Dag Hammarskjold

I have no idea why, but I remember when Dag Hammarskjold died in plane crash.  It was big news, I recall, though I was only nine years old, and had no reason to know who he was or what he did.    I am still not quite sure.  Something to do with the U.N., I think.

I probably remember it because his name was so unusual to my western ear.  Very dignified sounding, yes?  Especially when newscasters repeated it and repeated it for days on the evening news (no twenty four coverage back then).  Newscasters were our eyes on the world then.

Yesterday, at Goodwill, when everything but pink tagged items was half off,  I picked up a copy of Dag Hammarskjold’s book, Markings, published after his death, this edition being the 25th printing completed in 1970.  It is a diary, or rather a collection of poems, 1925 – 1961.   He was, it says on the jacket, the second Secretary General of the United Nations, from 1953 until he was killed in a plane crash on September 18, 1961, on a flight to Rhodesia to negotiate a cease-fire between U.N. and Katanga troops.   No wonder it made the news, then.  Most anything about the U.N. made the news, more often than today, where the drumbeat is constantly pounding on one or two individuals.

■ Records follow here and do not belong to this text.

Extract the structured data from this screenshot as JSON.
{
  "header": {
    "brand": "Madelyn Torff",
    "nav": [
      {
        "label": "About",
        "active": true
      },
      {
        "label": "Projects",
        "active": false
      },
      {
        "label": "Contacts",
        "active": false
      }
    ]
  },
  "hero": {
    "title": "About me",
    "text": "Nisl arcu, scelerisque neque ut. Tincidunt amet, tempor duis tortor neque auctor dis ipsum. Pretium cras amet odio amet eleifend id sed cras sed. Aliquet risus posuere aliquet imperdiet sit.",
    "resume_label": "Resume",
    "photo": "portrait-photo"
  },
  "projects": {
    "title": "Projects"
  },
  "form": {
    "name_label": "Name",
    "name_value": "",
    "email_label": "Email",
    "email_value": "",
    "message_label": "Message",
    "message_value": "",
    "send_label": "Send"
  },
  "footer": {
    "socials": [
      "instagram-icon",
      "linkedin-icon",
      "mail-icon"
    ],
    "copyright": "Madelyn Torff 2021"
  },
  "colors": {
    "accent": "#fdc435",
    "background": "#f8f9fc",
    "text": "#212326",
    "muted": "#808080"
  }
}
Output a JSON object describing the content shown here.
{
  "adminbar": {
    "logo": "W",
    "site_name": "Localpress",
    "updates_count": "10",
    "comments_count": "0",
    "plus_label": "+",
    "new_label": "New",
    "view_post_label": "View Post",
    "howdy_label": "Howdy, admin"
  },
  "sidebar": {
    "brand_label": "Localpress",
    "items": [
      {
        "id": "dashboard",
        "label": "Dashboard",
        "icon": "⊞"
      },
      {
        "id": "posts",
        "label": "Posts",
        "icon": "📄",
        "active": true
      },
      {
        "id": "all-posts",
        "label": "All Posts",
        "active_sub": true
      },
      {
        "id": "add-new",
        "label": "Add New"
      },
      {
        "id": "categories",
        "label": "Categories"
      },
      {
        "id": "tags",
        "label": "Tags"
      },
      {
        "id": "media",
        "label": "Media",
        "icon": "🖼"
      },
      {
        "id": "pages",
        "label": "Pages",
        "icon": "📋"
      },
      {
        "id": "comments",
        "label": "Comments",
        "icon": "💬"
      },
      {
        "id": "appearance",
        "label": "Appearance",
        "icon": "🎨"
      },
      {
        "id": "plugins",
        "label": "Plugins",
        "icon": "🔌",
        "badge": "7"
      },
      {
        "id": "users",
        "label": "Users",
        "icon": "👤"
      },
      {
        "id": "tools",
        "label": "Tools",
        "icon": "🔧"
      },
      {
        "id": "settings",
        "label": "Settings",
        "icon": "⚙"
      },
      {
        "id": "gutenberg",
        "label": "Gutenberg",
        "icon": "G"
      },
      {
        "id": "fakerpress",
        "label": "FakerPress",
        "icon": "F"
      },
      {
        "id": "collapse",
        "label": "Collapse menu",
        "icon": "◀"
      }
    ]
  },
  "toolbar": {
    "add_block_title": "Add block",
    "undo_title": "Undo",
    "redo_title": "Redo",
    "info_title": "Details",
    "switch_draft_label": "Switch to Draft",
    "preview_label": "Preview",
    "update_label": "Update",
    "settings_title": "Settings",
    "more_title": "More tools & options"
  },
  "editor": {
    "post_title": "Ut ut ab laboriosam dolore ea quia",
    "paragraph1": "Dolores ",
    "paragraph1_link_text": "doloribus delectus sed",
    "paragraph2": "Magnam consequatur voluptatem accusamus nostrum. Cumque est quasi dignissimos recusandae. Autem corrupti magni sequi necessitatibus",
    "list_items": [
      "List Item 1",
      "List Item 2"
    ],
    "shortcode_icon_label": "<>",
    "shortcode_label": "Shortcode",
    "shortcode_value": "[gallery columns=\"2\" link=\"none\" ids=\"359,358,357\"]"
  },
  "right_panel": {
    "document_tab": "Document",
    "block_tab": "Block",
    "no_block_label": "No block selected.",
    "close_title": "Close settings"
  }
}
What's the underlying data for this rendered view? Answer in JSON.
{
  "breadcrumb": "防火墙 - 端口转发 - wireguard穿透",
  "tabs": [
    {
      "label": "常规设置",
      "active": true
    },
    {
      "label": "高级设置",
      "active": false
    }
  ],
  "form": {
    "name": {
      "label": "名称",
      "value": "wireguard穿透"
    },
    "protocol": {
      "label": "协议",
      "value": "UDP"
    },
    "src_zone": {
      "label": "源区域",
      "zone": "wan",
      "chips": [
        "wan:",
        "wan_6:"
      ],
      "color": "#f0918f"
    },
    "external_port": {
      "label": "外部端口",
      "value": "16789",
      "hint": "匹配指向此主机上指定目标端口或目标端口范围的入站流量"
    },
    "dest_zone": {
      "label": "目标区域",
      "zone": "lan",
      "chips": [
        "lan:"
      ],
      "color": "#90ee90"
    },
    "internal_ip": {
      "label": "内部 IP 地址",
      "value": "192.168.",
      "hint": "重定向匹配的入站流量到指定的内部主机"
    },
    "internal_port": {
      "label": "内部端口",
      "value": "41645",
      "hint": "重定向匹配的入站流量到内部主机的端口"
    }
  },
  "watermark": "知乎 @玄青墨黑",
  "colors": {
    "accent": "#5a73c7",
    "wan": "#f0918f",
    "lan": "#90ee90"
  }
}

The jacket also indicates this is not a book about his accomplishments in the world, but rather reflections on his personal relationship with God, and His universe, and the need for peace.   The last entry, dated August 24, 1961*,  “…I awoke to an ordinary morning/with gray light…” in a country he seems to remember, but how? when? has he really been there before…but he seems to recall standing on two summits “of the same mountain country,”  and he begins to get his bearings.

It must be quite something to be such a traveler, that you at first wonder just where you awoke.   Godspeed, Mr. Hammarskjold!   I have never forgotten you, though I am still uncertain why.

***  ***

* (Note: this translation varies slightly from the translation by Leif Sjoberg & W.H.Auden, shown to be the translators of the copy of the book I just purchased. I prefer the translation in my book.   I have no rights to either translation, and include this only to give you a feel for his reflections.)

August 24, 1961
Dag Hammarskjöld
Translated from the Swedish by Lennart and Gillian Nilsson

Is this a new land,
in a different reality
from today’s?
Or have I lived there.
before this day?

Woke up,
an ordinary day with grey light
reflected from the street,
woke up –
from a sombre blue night
above the tree line
moonlight on the moor
the mountain ridge in shadow.
different dreams,
the same mountain landscape:
twice did I climb the ridges,
I lived by the inmost lake
and followed the river
towards its source.
The seasons have passed
and the light
and the weather
and the hour.
But it is the same land.
And I am beginning to know the map
and the points of the compass.

rJo  3/3/19